Essayist and movie producer Gopi Mohan says, “I don’t know how much cash the first Telugu named variant made in 1995, however on account of that film, Telugu film industry would have effectively made Rs 200-300 crores in the previous 20 years (snickers). Practically every huge star in Telugu silver screen today would have acted in no less than one film which was roused from Baasha’s style of narrating. Utilizing flashbacks, as a key strategy for narrating in Telugu movies, turned out to be truly mainstream after Baasha discharged.”

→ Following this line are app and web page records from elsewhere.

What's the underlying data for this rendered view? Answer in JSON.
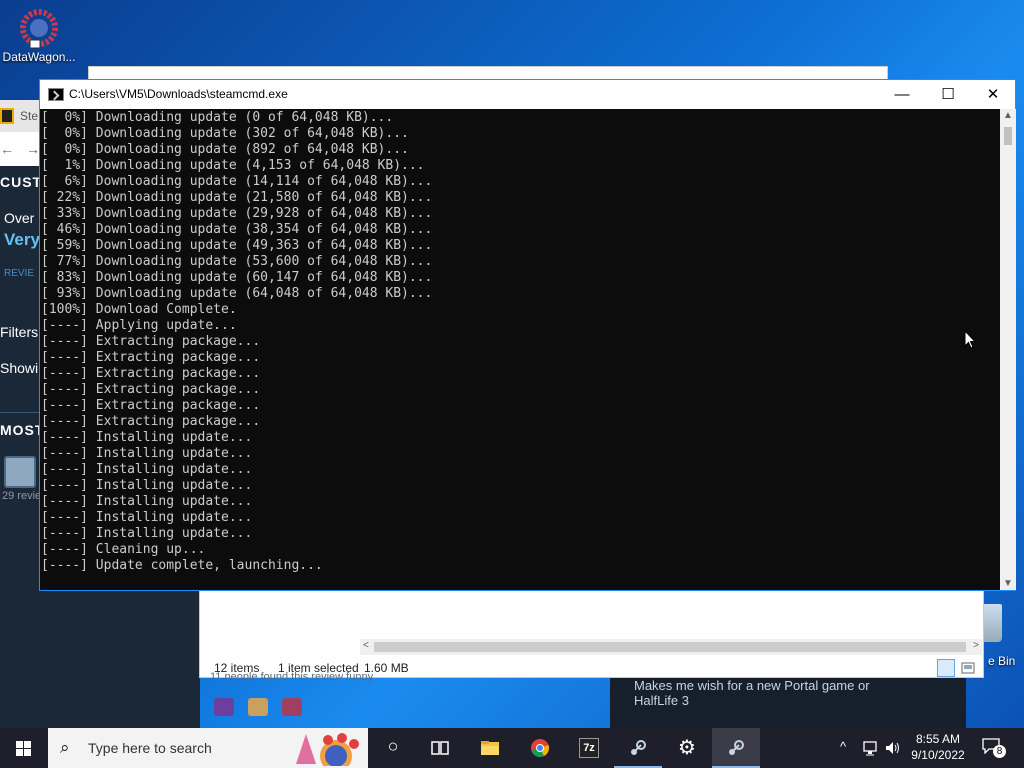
{
  "desktop": {
    "icon_datawagon": "DataWagon...",
    "icon_recycle_bin": "e Bin"
  },
  "steam_window": {
    "tab_title": "Ste",
    "nav_back": "←",
    "nav_forward": "→",
    "section_custom": "CUSTO",
    "overall_label": "Over",
    "overall_value": "Very",
    "reviews_label": "REVIE",
    "filters_label": "Filters",
    "showing_label": "Showi",
    "most_label": "MOST",
    "review_count": "29 revie"
  },
  "explorer": {
    "items_count": "12 items",
    "selection": "1 item selected",
    "selection_size": "1.60 MB",
    "scroll_left": "<",
    "scroll_right": ">"
  },
  "review_page": {
    "helpful_text": "11 people found this review funny",
    "review_text_1": "Makes me wish for a new Portal game or",
    "review_text_2": "HalfLife 3"
  },
  "console": {
    "title": "C:\\Users\\VM5\\Downloads\\steamcmd.exe",
    "minimize": "—",
    "maximize": "☐",
    "close": "✕",
    "lines": [
      "[  0%] Downloading update (0 of 64,048 KB)...",
      "[  0%] Downloading update (302 of 64,048 KB)...",
      "[  0%] Downloading update (892 of 64,048 KB)...",
      "[  1%] Downloading update (4,153 of 64,048 KB)...",
      "[  6%] Downloading update (14,114 of 64,048 KB)...",
      "[ 22%] Downloading update (21,580 of 64,048 KB)...",
      "[ 33%] Downloading update (29,928 of 64,048 KB)...",
      "[ 46%] Downloading update (38,354 of 64,048 KB)...",
      "[ 59%] Downloading update (49,363 of 64,048 KB)...",
      "[ 77%] Downloading update (53,600 of 64,048 KB)...",
      "[ 83%] Downloading update (60,147 of 64,048 KB)...",
      "[ 93%] Downloading update (64,048 of 64,048 KB)...",
      "[100%] Download Complete.",
      "[----] Applying update...",
      "[----] Extracting package...",
      "[----] Extracting package...",
      "[----] Extracting package...",
      "[----] Extracting package...",
      "[----] Extracting package...",
      "[----] Extracting package...",
      "[----] Installing update...",
      "[----] Installing update...",
      "[----] Installing update...",
      "[----] Installing update...",
      "[----] Installing update...",
      "[----] Installing update...",
      "[----] Installing update...",
      "[----] Cleaning up...",
      "[----] Update complete, launching..."
    ],
    "scroll_up": "▲",
    "scroll_down": "▼"
  },
  "taskbar": {
    "search_placeholder": "Type here to search",
    "search_glyph": "⌕",
    "cortana_glyph": "○",
    "sevenzip_label": "7z",
    "settings_glyph": "⚙",
    "tray_chevron": "^",
    "time": "8:55 AM",
    "date": "9/10/2022",
    "notification_count": "8"
  },
  "colors": {
    "console_bg": "#0c0c0c",
    "console_text": "#cccccc",
    "taskbar_bg": "#1f1f2b",
    "steam_bg": "#1b2838",
    "desktop_blue": "#0d6fd4"
  }
}
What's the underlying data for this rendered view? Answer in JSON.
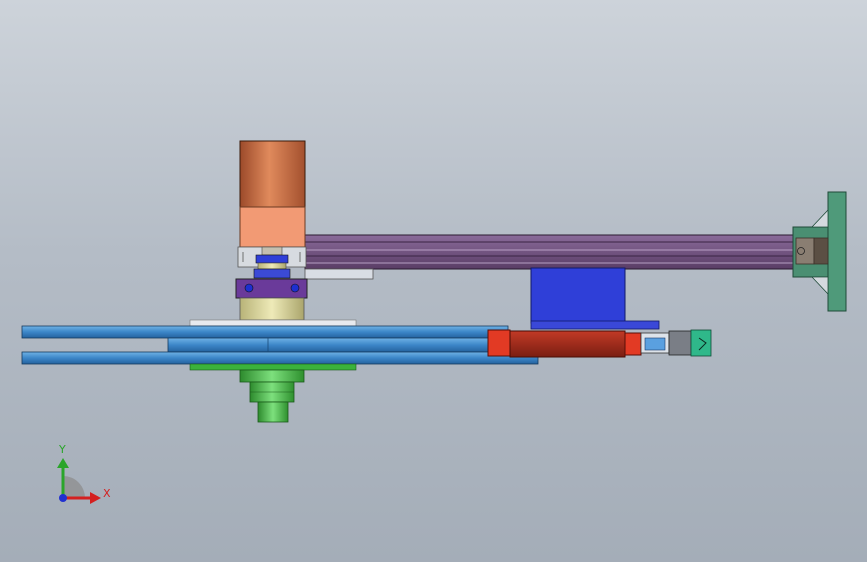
{
  "triad": {
    "x_label": "X",
    "y_label": "Y"
  },
  "colors": {
    "background_top": "#cdd3da",
    "background_bottom": "#a4adb8",
    "motor_copper": "#c86a42",
    "motor_mount": "#f29a74",
    "beam_purple": "#6b4b78",
    "wall_plate_green": "#4a8f72",
    "slide_block_blue": "#2f3fd8",
    "belt_blue": "#3f8cd0",
    "gearbox_red": "#a8301e",
    "shaft_green": "#3bb23b",
    "axis_x": "#d42020",
    "axis_y": "#2aa52a",
    "axis_z": "#2030d0"
  }
}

In the principal half of the film, there’s scarcely a battle and Rajinikanth limits himself for so long that it was not at all like anything that individuals had seen back till the mid-90s. Also, when he broke allowed to uncover his actual character, just before the interim, another brand of valor was conceived.
“Baasha changed everything. It broke free from the format of including a battle for saint’s presentation scene and the elevated feeling of show that the film accomplished without doing much was incredible,” Gopi Mohan says, including, “The film was likewise instrumental in making a business opportunity for Rajinikanth in Telugu. From that point forward, each film that he has done in Tamil has been named in Telugu.”

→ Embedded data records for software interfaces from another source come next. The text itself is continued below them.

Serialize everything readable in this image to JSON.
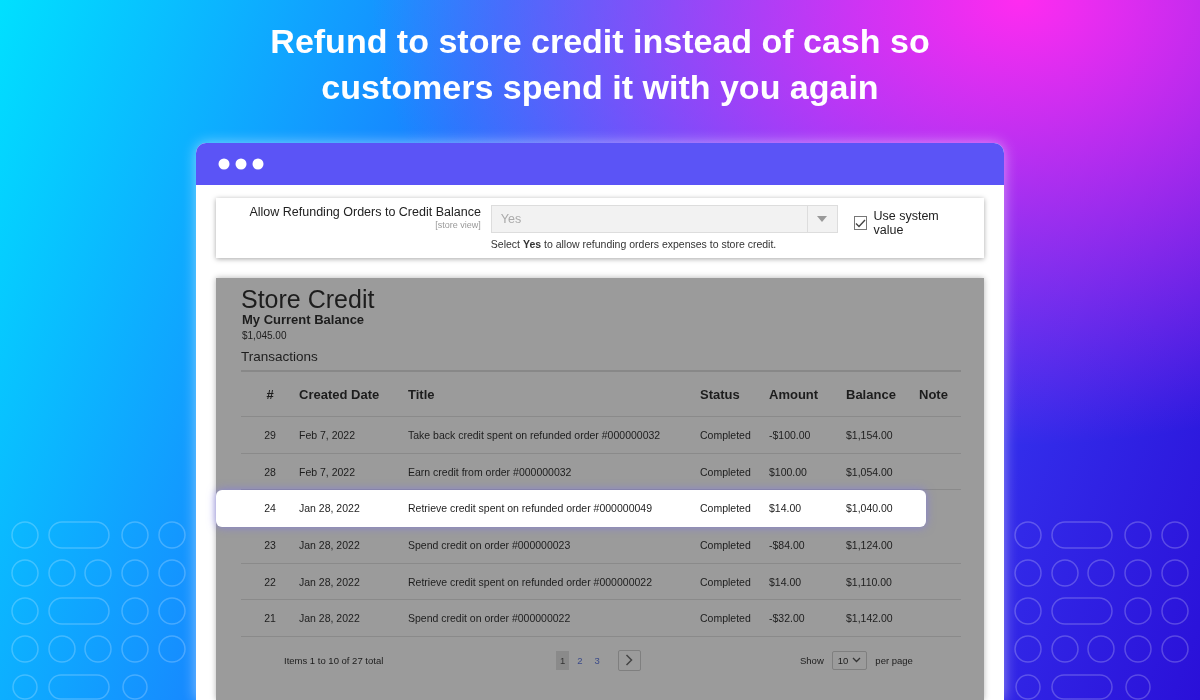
{
  "headline": "Refund to store credit instead of cash so customers spend it with you again",
  "config": {
    "label": "Allow Refunding Orders to Credit Balance",
    "scope": "[store view]",
    "select": {
      "value": "Yes",
      "disabled": true
    },
    "note": "Select **Yes** to allow refunding orders expenses to store credit.",
    "system_value": {
      "label": "Use system value",
      "checked": true
    }
  },
  "store_credit": {
    "title": "Store Credit",
    "balance_label": "My Current Balance",
    "balance": "$1,045.00",
    "transactions_heading": "Transactions",
    "table": {
      "columns": [
        "#",
        "Created Date",
        "Title",
        "Status",
        "Amount",
        "Balance",
        "Note"
      ],
      "rows": [
        {
          "cells": [
            "29",
            "Feb 7, 2022",
            "Take back credit spent on refunded order #000000032",
            "Completed",
            "-$100.00",
            "$1,154.00"
          ],
          "selected": false
        },
        {
          "cells": [
            "28",
            "Feb 7, 2022",
            "Earn credit from order #000000032",
            "Completed",
            "$100.00",
            "$1,054.00"
          ],
          "selected": false
        },
        {
          "cells": [
            "24",
            "Jan 28, 2022",
            "Retrieve credit spent on refunded order #000000049",
            "Completed",
            "$14.00",
            "$1,040.00"
          ],
          "selected": true
        },
        {
          "cells": [
            "23",
            "Jan 28, 2022",
            "Spend credit on order #000000023",
            "Completed",
            "-$84.00",
            "$1,124.00"
          ],
          "selected": false
        },
        {
          "cells": [
            "22",
            "Jan 28, 2022",
            "Retrieve credit spent on refunded order #000000022",
            "Completed",
            "$14.00",
            "$1,110.00"
          ],
          "selected": false
        },
        {
          "cells": [
            "21",
            "Jan 28, 2022",
            "Spend credit on order #000000022",
            "Completed",
            "-$32.00",
            "$1,142.00"
          ],
          "selected": false
        }
      ]
    },
    "pager": {
      "summary": "Items 1 to 10 of 27 total",
      "pages": [
        {
          "label": "1",
          "selected": true
        },
        {
          "label": "2",
          "selected": false
        },
        {
          "label": "3",
          "selected": false
        }
      ],
      "show_label": "Show",
      "per_page_value": "10",
      "per_page_label": "per page"
    }
  }
}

Rajinikanth in Annamalai. Picture from Youtube.
Amusingly, the first plot of Baasha was itself motivated from a scene (which didn’t make it in the polished product) in Mukul S Anand’s 1991 activity wrongdoing dramatization Hum, featuring Amitabh Bachchan, Rajinikanth and Govinda.

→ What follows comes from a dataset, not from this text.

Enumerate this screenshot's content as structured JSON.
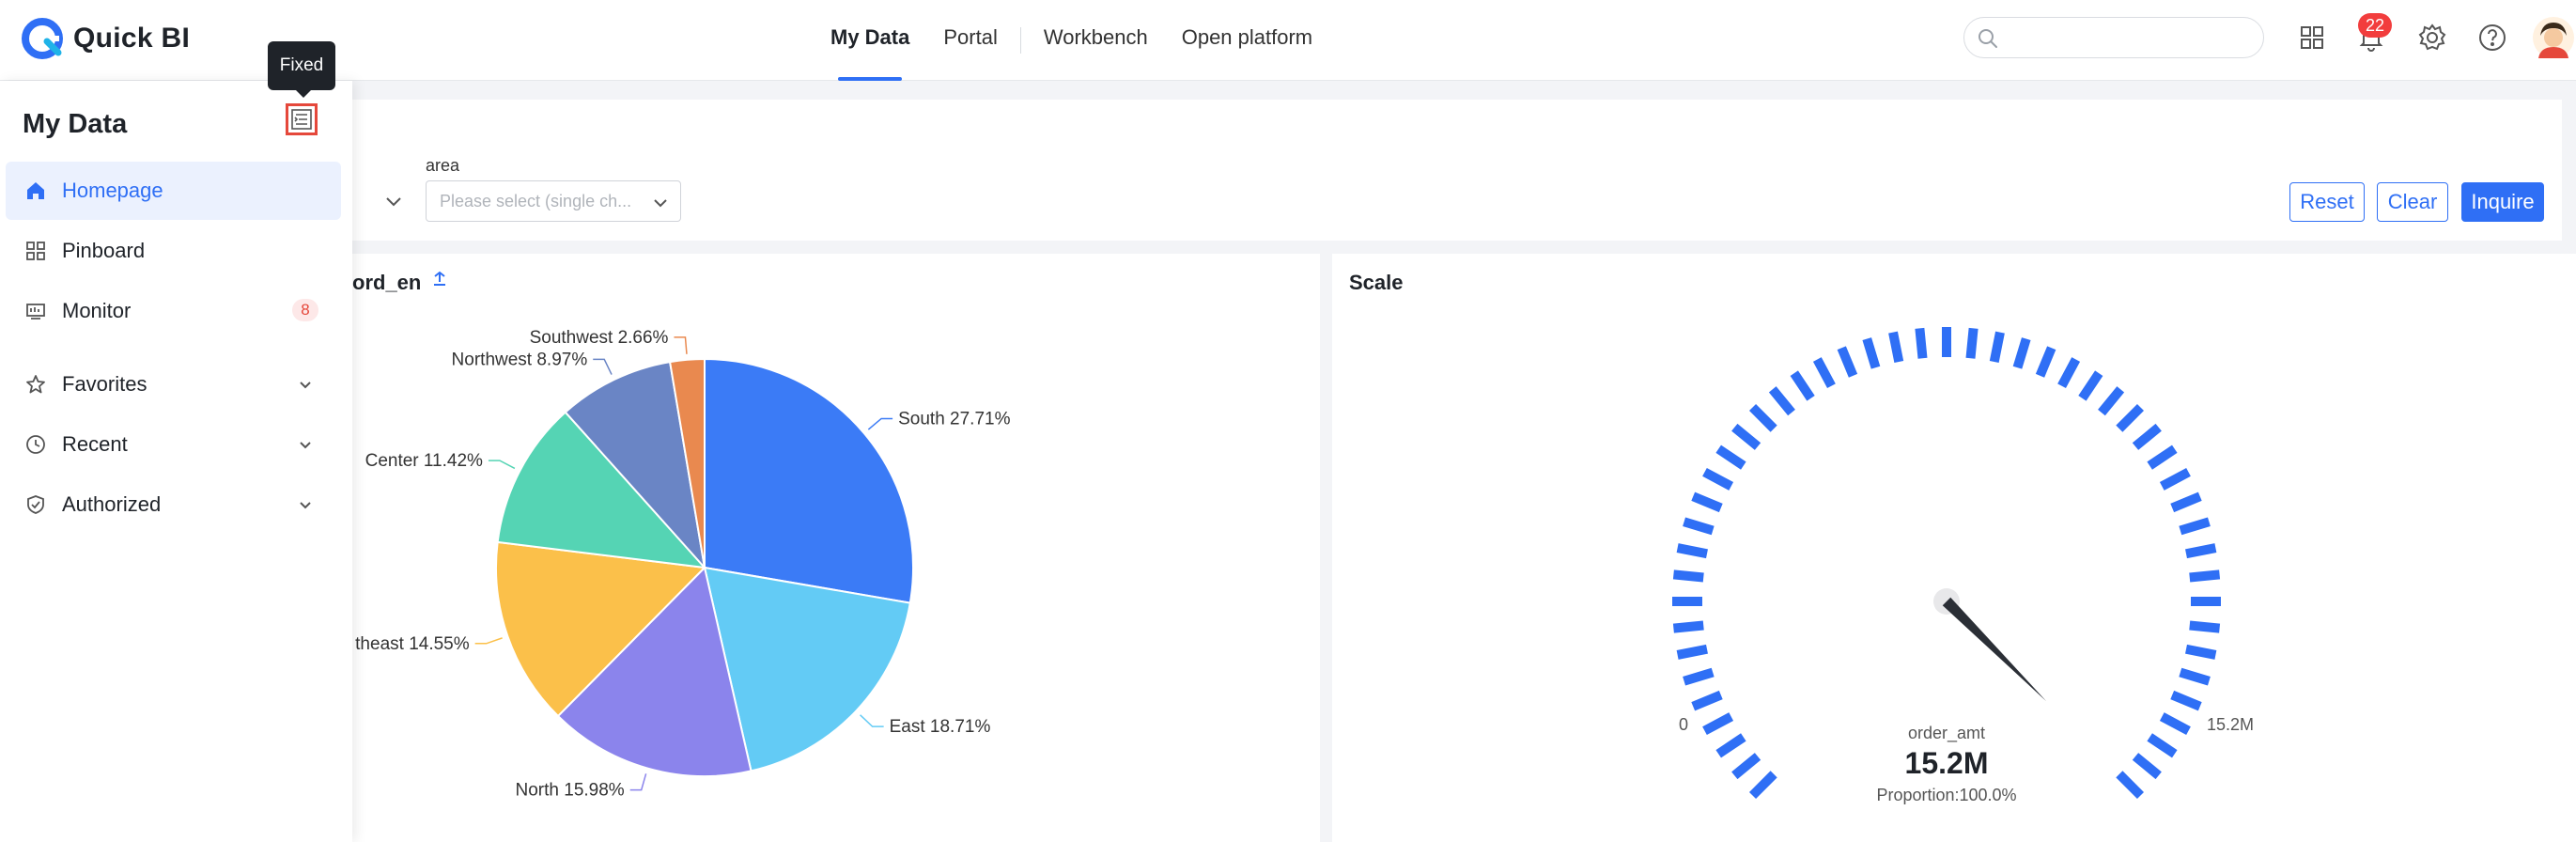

In his memoir ‘My Days With Baasha’, executive Suresh Krissna reviews that it was Rajinikanth who enlightened him regarding the scene where Govinda who needs to join the police constrain doesn’t get an admission to the police institute lastly, his sibling (played by Amitabh Bachchan) goes to meet the boss and turns out with a seat for Govinda. The scene was the beginning behind the entire plot of Baasha and appropriate from the film’s title to the notorious punch line – “Naan oru thadava sonna, nooru thadava sonna maadiri (If I say something even once, it’s as if I’ve said it a hundred circumstances)” – it was all Rajinikanth’s thought.
The star was likewise instrumental in persuading the film’s maker RM Veerappan, who was frightened that fans will get irate, to hold the scene where Rajinikanth gets bashed up by the goons just before the interim battle arrangement. As indicated by Suresh Krissna, Rajinikanth even offered to pay from his own particular pocket reshoot that part if RM Veerappan wasn’t persuaded with the effect of that sensational scene.
It wasn’t recently the flashbacks and dramatization that set Baasha apart from the rest. The film was likewise instrumental in promoting the idea of punch lines in movies.
It started with Rajinikanth-Suresh Krissna’s Annamalai (1992) and the notoriety of Baasha turned having punch lines to characterize a saint’s character as a need. Sudhish Kamath, film pundit and-movie producer, says, “After Annamalai and Baasha discharged, punch lines turned into a standard in Tamil silver screen. It nearly turned out to be a piece of the account and individuals really started to trust that if the saint doesn’t a punch line or a trademark quirk, demonstrated outwardly, then the film won’t work. Another noteworthy part of Baasha, which got to be standard, was the manner by which well it portrayed the sensational change between the two personas of a hero.”
Throughout the years, Rajinikanth may have showed up in different blockbusters like Padayappa, Chandramukhi and Endhiran to give some examples, however there has never been a film like Baasha.
So what’s the enchantment component? “The enchantment component in Baasha is Rajini’s style. Be it the way he sits in the seat or converses with the reprobate, everything that Rajinikanth did turned into the stuff of legends. The discoursed and Rajinikanth’s style were amazing and they were the greatest calculates the film’s prosperity,” says Dhananjayan Govind, National Award Winning Writer and Film Producer, including, “I don’t think individuals will ever overlook Baasha. You can’t contrast it and some other Rajinikanth’s film. That was the film which transformed Rajinikanth into the greatest star that Tamil silver screen has ever observed.”